When it's time to discharge, the liquid CO2 is evaporated with the assistance of the stored heat, and its expansion drives a second set of turbines, generating electricity and feeding it back to the grid from whence it came as the gas goes back into the bladder dome. (Incidentally, if you're looking for a band name, Bladderdome appears to be free and the URL is available for purchase.)

These domes can be run in a number of different sizes and configurations, but a target full-scale plant would make around 25 MW and store between 100-200 MWh of energy.

The technology can respond very quickly in certain configurations, making it a good alternative for load spike smoothing as well as longer term storage
The technology can respond very quickly in certain configurations, making it a good alternative for load spike smoothing as well as longer term storage
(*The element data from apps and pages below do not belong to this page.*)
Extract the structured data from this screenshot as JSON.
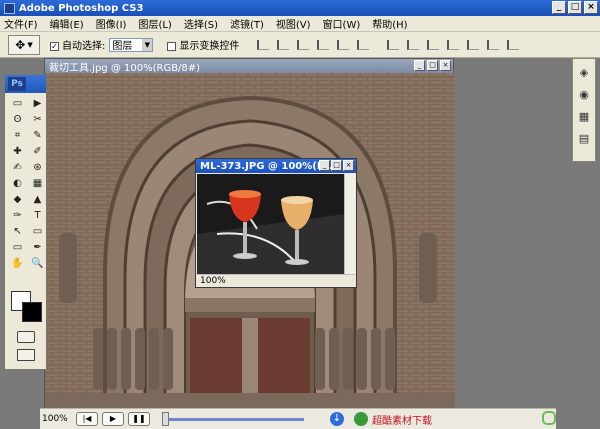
{
  "app": {
    "title": "Adobe Photoshop CS3"
  },
  "window_controls": {
    "minimize": "_",
    "maximize": "□",
    "close": "×"
  },
  "menu": {
    "items": [
      "文件(F)",
      "编辑(E)",
      "图像(I)",
      "图层(L)",
      "选择(S)",
      "滤镜(T)",
      "视图(V)",
      "窗口(W)",
      "帮助(H)"
    ]
  },
  "options": {
    "auto_select_label": "自动选择:",
    "auto_select_checked": true,
    "auto_select_value": "图层",
    "show_transform_label": "显示变换控件",
    "show_transform_checked": false
  },
  "toolbox": {
    "logo": "Ps",
    "tools": [
      "▭",
      "▶",
      "ʘ",
      "✂",
      "⌗",
      "✎",
      "✚",
      "✐",
      "✍",
      "⊛",
      "◐",
      "▦",
      "◆",
      "▲",
      "✑",
      "T",
      "↖",
      "▭",
      "▭",
      "✒",
      "✋",
      "🔍"
    ]
  },
  "document": {
    "title": "裁切工具.jpg @ 100%(RGB/8#)"
  },
  "sub_document": {
    "title": "ML-373.JPG @ 100%(R...",
    "zoom": "100%"
  },
  "right_panel": {
    "icons": [
      "layers-icon",
      "navigator-icon",
      "swatches-icon",
      "history-icon"
    ]
  },
  "player": {
    "zoom": "100%",
    "brand_text": "超酷素材下载"
  },
  "colors": {
    "titlebar": "#2d6bd8",
    "chrome": "#ece9d8",
    "brand_red": "#c0121b"
  }
}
Importantly, these CO2 batteries can operate very quickly, absorbing and releasing energy nearly instantly in certain configurations. This means they'll be useful for smoothing out demand spikes – typically a lithium speciality – as well as for buffering between renewable generation and demand curves, and building multi-day reserve storage that can kick in to stabilize the grid when bad weather knocks generation on the head for a few days.
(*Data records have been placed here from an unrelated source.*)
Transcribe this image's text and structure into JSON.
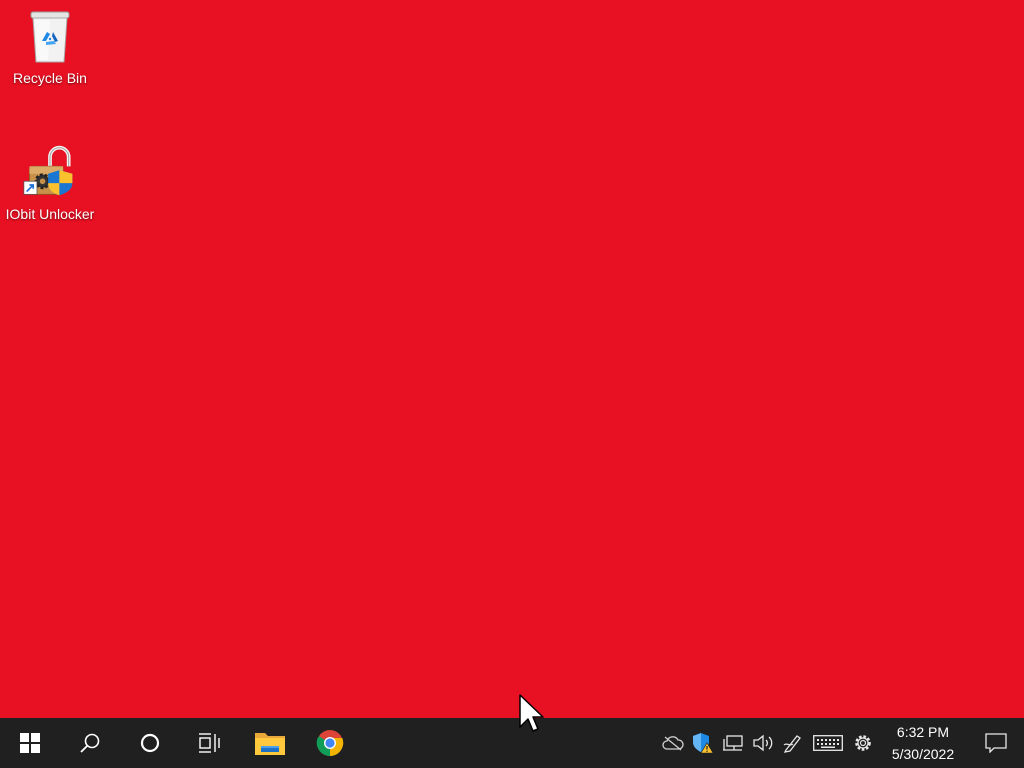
{
  "desktop": {
    "background_color": "#e81123",
    "icons": [
      {
        "label": "Recycle Bin",
        "icon": "recycle-bin-icon"
      },
      {
        "label": "IObit Unlocker",
        "icon": "iobit-unlocker-icon"
      }
    ]
  },
  "taskbar": {
    "background_color": "#202020",
    "items": [
      {
        "name": "start",
        "icon": "windows-start-icon"
      },
      {
        "name": "search",
        "icon": "search-icon"
      },
      {
        "name": "cortana",
        "icon": "cortana-icon"
      },
      {
        "name": "task-view",
        "icon": "task-view-icon"
      },
      {
        "name": "file-explorer",
        "icon": "file-explorer-icon"
      },
      {
        "name": "chrome",
        "icon": "chrome-icon"
      }
    ],
    "tray": {
      "icons": [
        "onedrive-icon",
        "security-warning-icon",
        "network-icon",
        "volume-icon",
        "pen-icon",
        "keyboard-icon",
        "settings-gear-icon"
      ],
      "time": "6:32 PM",
      "date": "5/30/2022",
      "notification_icon": "action-center-icon"
    }
  }
}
Round trip efficiency is over 75 percent, says the company, and while that does mean you're throwing some energy away, this sector will likely play out almost entirely based on economics. Here, the company tells Recharge News, it can offer a levelized cost of storage (LCOS) as low as US$50-60 per MWh within a few years, where lithium batteries are sitting between US$132-245/MWh.

Now, that's still not as cheap as the Iron-Air battery we wrote about earlier this week, but then that one relies on slower chemical processes, so it's better suited to longer-term, slower-response situations. Grids worldwide would probably do well to diversify their storage systems in the medium term, to see which ones work best to address the emerging challenges of totally renewable energy supply.
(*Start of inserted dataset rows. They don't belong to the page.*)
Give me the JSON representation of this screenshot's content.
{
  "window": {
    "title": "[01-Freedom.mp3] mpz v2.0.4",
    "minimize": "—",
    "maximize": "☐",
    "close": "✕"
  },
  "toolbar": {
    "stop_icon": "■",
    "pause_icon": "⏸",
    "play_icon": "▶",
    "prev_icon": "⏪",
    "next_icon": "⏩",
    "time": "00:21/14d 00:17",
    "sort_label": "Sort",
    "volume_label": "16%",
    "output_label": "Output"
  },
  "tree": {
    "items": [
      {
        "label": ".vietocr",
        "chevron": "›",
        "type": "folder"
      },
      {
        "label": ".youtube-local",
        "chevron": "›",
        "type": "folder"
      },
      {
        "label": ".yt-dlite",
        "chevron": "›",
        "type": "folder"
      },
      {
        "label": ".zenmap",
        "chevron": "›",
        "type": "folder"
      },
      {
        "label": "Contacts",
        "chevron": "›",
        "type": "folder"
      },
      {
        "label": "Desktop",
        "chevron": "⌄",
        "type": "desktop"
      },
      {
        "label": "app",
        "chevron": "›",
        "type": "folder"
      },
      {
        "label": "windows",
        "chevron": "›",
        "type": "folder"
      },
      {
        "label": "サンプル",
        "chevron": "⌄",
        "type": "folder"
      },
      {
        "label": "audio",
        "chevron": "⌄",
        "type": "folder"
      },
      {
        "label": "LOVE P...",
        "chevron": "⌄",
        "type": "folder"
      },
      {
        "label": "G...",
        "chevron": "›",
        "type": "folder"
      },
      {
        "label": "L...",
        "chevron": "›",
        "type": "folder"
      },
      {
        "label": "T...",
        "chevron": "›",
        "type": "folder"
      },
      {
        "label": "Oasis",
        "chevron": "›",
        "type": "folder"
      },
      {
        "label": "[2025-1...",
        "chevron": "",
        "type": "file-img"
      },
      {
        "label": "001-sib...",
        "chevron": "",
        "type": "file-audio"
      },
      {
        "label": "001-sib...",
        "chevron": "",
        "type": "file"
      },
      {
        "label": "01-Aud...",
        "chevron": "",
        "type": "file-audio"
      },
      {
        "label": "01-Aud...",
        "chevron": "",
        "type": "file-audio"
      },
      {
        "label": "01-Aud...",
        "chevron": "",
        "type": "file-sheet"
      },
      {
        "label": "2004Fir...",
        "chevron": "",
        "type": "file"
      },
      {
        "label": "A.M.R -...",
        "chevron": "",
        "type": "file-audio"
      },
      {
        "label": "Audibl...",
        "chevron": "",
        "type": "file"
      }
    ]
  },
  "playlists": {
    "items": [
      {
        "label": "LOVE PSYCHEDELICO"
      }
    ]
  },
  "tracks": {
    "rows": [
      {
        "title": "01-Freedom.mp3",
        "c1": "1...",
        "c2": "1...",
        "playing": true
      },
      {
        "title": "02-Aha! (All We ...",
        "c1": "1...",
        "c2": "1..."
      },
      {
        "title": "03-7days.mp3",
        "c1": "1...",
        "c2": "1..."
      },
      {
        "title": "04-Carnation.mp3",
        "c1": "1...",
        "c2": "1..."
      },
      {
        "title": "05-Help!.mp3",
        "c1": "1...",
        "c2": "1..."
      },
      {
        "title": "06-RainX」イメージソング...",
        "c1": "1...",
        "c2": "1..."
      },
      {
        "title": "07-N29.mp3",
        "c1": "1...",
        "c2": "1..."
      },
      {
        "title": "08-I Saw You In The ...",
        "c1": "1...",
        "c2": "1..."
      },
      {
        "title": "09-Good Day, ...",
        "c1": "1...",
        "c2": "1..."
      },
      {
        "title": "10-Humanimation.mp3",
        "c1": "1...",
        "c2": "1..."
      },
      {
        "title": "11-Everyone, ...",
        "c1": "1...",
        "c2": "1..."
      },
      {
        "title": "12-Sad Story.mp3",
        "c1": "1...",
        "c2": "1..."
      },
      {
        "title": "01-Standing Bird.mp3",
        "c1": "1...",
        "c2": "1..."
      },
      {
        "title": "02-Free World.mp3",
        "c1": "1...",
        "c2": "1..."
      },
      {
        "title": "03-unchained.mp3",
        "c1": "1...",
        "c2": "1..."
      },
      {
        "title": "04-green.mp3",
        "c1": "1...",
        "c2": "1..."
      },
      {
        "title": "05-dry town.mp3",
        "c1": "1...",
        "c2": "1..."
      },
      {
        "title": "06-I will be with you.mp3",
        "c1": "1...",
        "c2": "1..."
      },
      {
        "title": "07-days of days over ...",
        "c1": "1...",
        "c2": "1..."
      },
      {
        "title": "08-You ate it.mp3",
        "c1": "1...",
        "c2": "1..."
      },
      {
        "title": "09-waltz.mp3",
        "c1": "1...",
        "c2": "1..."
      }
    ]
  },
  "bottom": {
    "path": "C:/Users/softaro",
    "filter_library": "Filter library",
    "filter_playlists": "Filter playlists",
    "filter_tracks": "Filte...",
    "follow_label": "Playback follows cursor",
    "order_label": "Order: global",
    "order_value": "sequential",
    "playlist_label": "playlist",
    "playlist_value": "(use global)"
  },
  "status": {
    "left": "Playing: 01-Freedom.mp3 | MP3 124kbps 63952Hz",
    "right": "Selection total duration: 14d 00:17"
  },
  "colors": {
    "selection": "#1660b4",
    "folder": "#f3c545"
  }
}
Energy Dome says it's building a pilot plant making 2.5 MWe and storing 4 MWh on the island of Sardinia, Italy. It's set to go live in 2022. Check out a less-than-riveting video below.

The CO2 Battery | EnergyDome

Source: Energy Dome via Recharge News

6 comments
6 comments
aki009
Neat idea. I hope it works. But the claim in the article about needing to displace all coal based power plants in 30 years is kind of silly considering that China is building new ones as fast as they can, and those aren't definitely scheduled to shut down any time soon.
Karmudjun
Another instance of thinking outside of the box. Yes, Carbon Dioxide in our atmosphere (and in our oceans) does need to be sequestered as the rise in temperature and the clear risk of CO2 toxicity increases for many non-plant based species with the total ppm of CO2 in our atmosphere.
If this sequestration can be put to good use as Loz explained in this article - if these proprietary spin-artists at EnergyDome can not only sequester the CO2 but use the liquification and gasification to store excess energy & release it back (at a 25% loss) to smooth out the electrical grids - I'm all for it.
I cannot control Saudi Arabia or Kuwait, I cannot control China or Nigeria - all I can do is applaud the outside of the box thinking - and can't wait to see the proof of concept installation!
jerryd
LFP batteries will do it at that price at 95% efficiency today.
Daveb
I am always looking for a band name, thank you for that
TechGazer
I'm not sure whether CO2 is the optimum gas for phase-change storage; that depends on a lot of variables. I expect the amount used is insignificant compared to the amount in the environment, so it wouldn't really be of value as a sequestration method. I think this is more of a marketing gimmick: "Look, our patented method can store energy _and_ sequester CO2. Fund us!!!"
Chris K
I don’t know enough about energy storage to say whether this particular idea is good. What I do know for certain is a world wide energy grid sounds like a horrible idea. God help us if that ever get implemented.